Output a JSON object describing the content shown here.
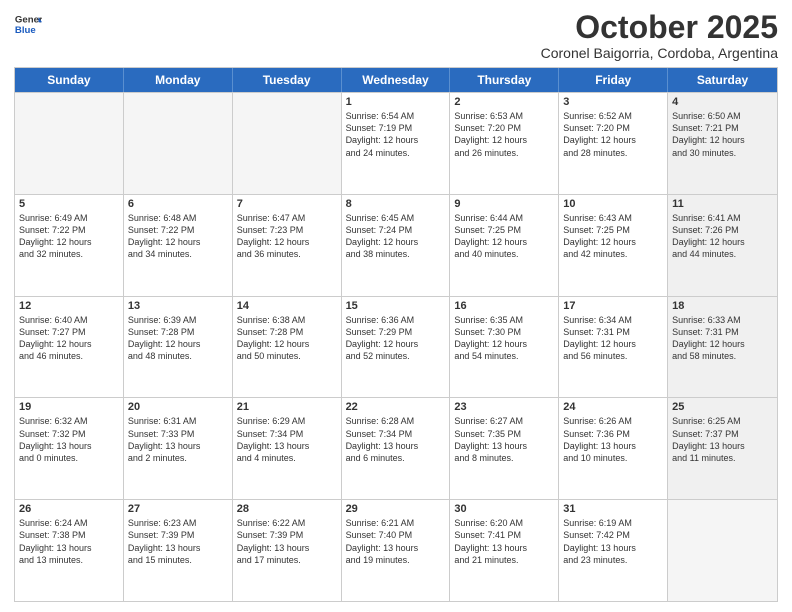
{
  "header": {
    "logo_general": "General",
    "logo_blue": "Blue",
    "month": "October 2025",
    "location": "Coronel Baigorria, Cordoba, Argentina"
  },
  "weekdays": [
    "Sunday",
    "Monday",
    "Tuesday",
    "Wednesday",
    "Thursday",
    "Friday",
    "Saturday"
  ],
  "rows": [
    [
      {
        "day": "",
        "text": "",
        "empty": true
      },
      {
        "day": "",
        "text": "",
        "empty": true
      },
      {
        "day": "",
        "text": "",
        "empty": true
      },
      {
        "day": "1",
        "text": "Sunrise: 6:54 AM\nSunset: 7:19 PM\nDaylight: 12 hours\nand 24 minutes."
      },
      {
        "day": "2",
        "text": "Sunrise: 6:53 AM\nSunset: 7:20 PM\nDaylight: 12 hours\nand 26 minutes."
      },
      {
        "day": "3",
        "text": "Sunrise: 6:52 AM\nSunset: 7:20 PM\nDaylight: 12 hours\nand 28 minutes."
      },
      {
        "day": "4",
        "text": "Sunrise: 6:50 AM\nSunset: 7:21 PM\nDaylight: 12 hours\nand 30 minutes.",
        "shaded": true
      }
    ],
    [
      {
        "day": "5",
        "text": "Sunrise: 6:49 AM\nSunset: 7:22 PM\nDaylight: 12 hours\nand 32 minutes."
      },
      {
        "day": "6",
        "text": "Sunrise: 6:48 AM\nSunset: 7:22 PM\nDaylight: 12 hours\nand 34 minutes."
      },
      {
        "day": "7",
        "text": "Sunrise: 6:47 AM\nSunset: 7:23 PM\nDaylight: 12 hours\nand 36 minutes."
      },
      {
        "day": "8",
        "text": "Sunrise: 6:45 AM\nSunset: 7:24 PM\nDaylight: 12 hours\nand 38 minutes."
      },
      {
        "day": "9",
        "text": "Sunrise: 6:44 AM\nSunset: 7:25 PM\nDaylight: 12 hours\nand 40 minutes."
      },
      {
        "day": "10",
        "text": "Sunrise: 6:43 AM\nSunset: 7:25 PM\nDaylight: 12 hours\nand 42 minutes."
      },
      {
        "day": "11",
        "text": "Sunrise: 6:41 AM\nSunset: 7:26 PM\nDaylight: 12 hours\nand 44 minutes.",
        "shaded": true
      }
    ],
    [
      {
        "day": "12",
        "text": "Sunrise: 6:40 AM\nSunset: 7:27 PM\nDaylight: 12 hours\nand 46 minutes."
      },
      {
        "day": "13",
        "text": "Sunrise: 6:39 AM\nSunset: 7:28 PM\nDaylight: 12 hours\nand 48 minutes."
      },
      {
        "day": "14",
        "text": "Sunrise: 6:38 AM\nSunset: 7:28 PM\nDaylight: 12 hours\nand 50 minutes."
      },
      {
        "day": "15",
        "text": "Sunrise: 6:36 AM\nSunset: 7:29 PM\nDaylight: 12 hours\nand 52 minutes."
      },
      {
        "day": "16",
        "text": "Sunrise: 6:35 AM\nSunset: 7:30 PM\nDaylight: 12 hours\nand 54 minutes."
      },
      {
        "day": "17",
        "text": "Sunrise: 6:34 AM\nSunset: 7:31 PM\nDaylight: 12 hours\nand 56 minutes."
      },
      {
        "day": "18",
        "text": "Sunrise: 6:33 AM\nSunset: 7:31 PM\nDaylight: 12 hours\nand 58 minutes.",
        "shaded": true
      }
    ],
    [
      {
        "day": "19",
        "text": "Sunrise: 6:32 AM\nSunset: 7:32 PM\nDaylight: 13 hours\nand 0 minutes."
      },
      {
        "day": "20",
        "text": "Sunrise: 6:31 AM\nSunset: 7:33 PM\nDaylight: 13 hours\nand 2 minutes."
      },
      {
        "day": "21",
        "text": "Sunrise: 6:29 AM\nSunset: 7:34 PM\nDaylight: 13 hours\nand 4 minutes."
      },
      {
        "day": "22",
        "text": "Sunrise: 6:28 AM\nSunset: 7:34 PM\nDaylight: 13 hours\nand 6 minutes."
      },
      {
        "day": "23",
        "text": "Sunrise: 6:27 AM\nSunset: 7:35 PM\nDaylight: 13 hours\nand 8 minutes."
      },
      {
        "day": "24",
        "text": "Sunrise: 6:26 AM\nSunset: 7:36 PM\nDaylight: 13 hours\nand 10 minutes."
      },
      {
        "day": "25",
        "text": "Sunrise: 6:25 AM\nSunset: 7:37 PM\nDaylight: 13 hours\nand 11 minutes.",
        "shaded": true
      }
    ],
    [
      {
        "day": "26",
        "text": "Sunrise: 6:24 AM\nSunset: 7:38 PM\nDaylight: 13 hours\nand 13 minutes."
      },
      {
        "day": "27",
        "text": "Sunrise: 6:23 AM\nSunset: 7:39 PM\nDaylight: 13 hours\nand 15 minutes."
      },
      {
        "day": "28",
        "text": "Sunrise: 6:22 AM\nSunset: 7:39 PM\nDaylight: 13 hours\nand 17 minutes."
      },
      {
        "day": "29",
        "text": "Sunrise: 6:21 AM\nSunset: 7:40 PM\nDaylight: 13 hours\nand 19 minutes."
      },
      {
        "day": "30",
        "text": "Sunrise: 6:20 AM\nSunset: 7:41 PM\nDaylight: 13 hours\nand 21 minutes."
      },
      {
        "day": "31",
        "text": "Sunrise: 6:19 AM\nSunset: 7:42 PM\nDaylight: 13 hours\nand 23 minutes."
      },
      {
        "day": "",
        "text": "",
        "empty": true,
        "shaded": true
      }
    ]
  ]
}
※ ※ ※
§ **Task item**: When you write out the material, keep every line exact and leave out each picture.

§ **Exercise answer**:
Output a JSON object describing the content shown here.
{
  "header": {
    "logo_general": "General",
    "logo_blue": "Blue",
    "month": "October 2025",
    "location": "Coronel Baigorria, Cordoba, Argentina"
  },
  "weekdays": [
    "Sunday",
    "Monday",
    "Tuesday",
    "Wednesday",
    "Thursday",
    "Friday",
    "Saturday"
  ],
  "rows": [
    [
      {
        "day": "",
        "text": "",
        "empty": true
      },
      {
        "day": "",
        "text": "",
        "empty": true
      },
      {
        "day": "",
        "text": "",
        "empty": true
      },
      {
        "day": "1",
        "text": "Sunrise: 6:54 AM\nSunset: 7:19 PM\nDaylight: 12 hours\nand 24 minutes."
      },
      {
        "day": "2",
        "text": "Sunrise: 6:53 AM\nSunset: 7:20 PM\nDaylight: 12 hours\nand 26 minutes."
      },
      {
        "day": "3",
        "text": "Sunrise: 6:52 AM\nSunset: 7:20 PM\nDaylight: 12 hours\nand 28 minutes."
      },
      {
        "day": "4",
        "text": "Sunrise: 6:50 AM\nSunset: 7:21 PM\nDaylight: 12 hours\nand 30 minutes.",
        "shaded": true
      }
    ],
    [
      {
        "day": "5",
        "text": "Sunrise: 6:49 AM\nSunset: 7:22 PM\nDaylight: 12 hours\nand 32 minutes."
      },
      {
        "day": "6",
        "text": "Sunrise: 6:48 AM\nSunset: 7:22 PM\nDaylight: 12 hours\nand 34 minutes."
      },
      {
        "day": "7",
        "text": "Sunrise: 6:47 AM\nSunset: 7:23 PM\nDaylight: 12 hours\nand 36 minutes."
      },
      {
        "day": "8",
        "text": "Sunrise: 6:45 AM\nSunset: 7:24 PM\nDaylight: 12 hours\nand 38 minutes."
      },
      {
        "day": "9",
        "text": "Sunrise: 6:44 AM\nSunset: 7:25 PM\nDaylight: 12 hours\nand 40 minutes."
      },
      {
        "day": "10",
        "text": "Sunrise: 6:43 AM\nSunset: 7:25 PM\nDaylight: 12 hours\nand 42 minutes."
      },
      {
        "day": "11",
        "text": "Sunrise: 6:41 AM\nSunset: 7:26 PM\nDaylight: 12 hours\nand 44 minutes.",
        "shaded": true
      }
    ],
    [
      {
        "day": "12",
        "text": "Sunrise: 6:40 AM\nSunset: 7:27 PM\nDaylight: 12 hours\nand 46 minutes."
      },
      {
        "day": "13",
        "text": "Sunrise: 6:39 AM\nSunset: 7:28 PM\nDaylight: 12 hours\nand 48 minutes."
      },
      {
        "day": "14",
        "text": "Sunrise: 6:38 AM\nSunset: 7:28 PM\nDaylight: 12 hours\nand 50 minutes."
      },
      {
        "day": "15",
        "text": "Sunrise: 6:36 AM\nSunset: 7:29 PM\nDaylight: 12 hours\nand 52 minutes."
      },
      {
        "day": "16",
        "text": "Sunrise: 6:35 AM\nSunset: 7:30 PM\nDaylight: 12 hours\nand 54 minutes."
      },
      {
        "day": "17",
        "text": "Sunrise: 6:34 AM\nSunset: 7:31 PM\nDaylight: 12 hours\nand 56 minutes."
      },
      {
        "day": "18",
        "text": "Sunrise: 6:33 AM\nSunset: 7:31 PM\nDaylight: 12 hours\nand 58 minutes.",
        "shaded": true
      }
    ],
    [
      {
        "day": "19",
        "text": "Sunrise: 6:32 AM\nSunset: 7:32 PM\nDaylight: 13 hours\nand 0 minutes."
      },
      {
        "day": "20",
        "text": "Sunrise: 6:31 AM\nSunset: 7:33 PM\nDaylight: 13 hours\nand 2 minutes."
      },
      {
        "day": "21",
        "text": "Sunrise: 6:29 AM\nSunset: 7:34 PM\nDaylight: 13 hours\nand 4 minutes."
      },
      {
        "day": "22",
        "text": "Sunrise: 6:28 AM\nSunset: 7:34 PM\nDaylight: 13 hours\nand 6 minutes."
      },
      {
        "day": "23",
        "text": "Sunrise: 6:27 AM\nSunset: 7:35 PM\nDaylight: 13 hours\nand 8 minutes."
      },
      {
        "day": "24",
        "text": "Sunrise: 6:26 AM\nSunset: 7:36 PM\nDaylight: 13 hours\nand 10 minutes."
      },
      {
        "day": "25",
        "text": "Sunrise: 6:25 AM\nSunset: 7:37 PM\nDaylight: 13 hours\nand 11 minutes.",
        "shaded": true
      }
    ],
    [
      {
        "day": "26",
        "text": "Sunrise: 6:24 AM\nSunset: 7:38 PM\nDaylight: 13 hours\nand 13 minutes."
      },
      {
        "day": "27",
        "text": "Sunrise: 6:23 AM\nSunset: 7:39 PM\nDaylight: 13 hours\nand 15 minutes."
      },
      {
        "day": "28",
        "text": "Sunrise: 6:22 AM\nSunset: 7:39 PM\nDaylight: 13 hours\nand 17 minutes."
      },
      {
        "day": "29",
        "text": "Sunrise: 6:21 AM\nSunset: 7:40 PM\nDaylight: 13 hours\nand 19 minutes."
      },
      {
        "day": "30",
        "text": "Sunrise: 6:20 AM\nSunset: 7:41 PM\nDaylight: 13 hours\nand 21 minutes."
      },
      {
        "day": "31",
        "text": "Sunrise: 6:19 AM\nSunset: 7:42 PM\nDaylight: 13 hours\nand 23 minutes."
      },
      {
        "day": "",
        "text": "",
        "empty": true,
        "shaded": true
      }
    ]
  ]
}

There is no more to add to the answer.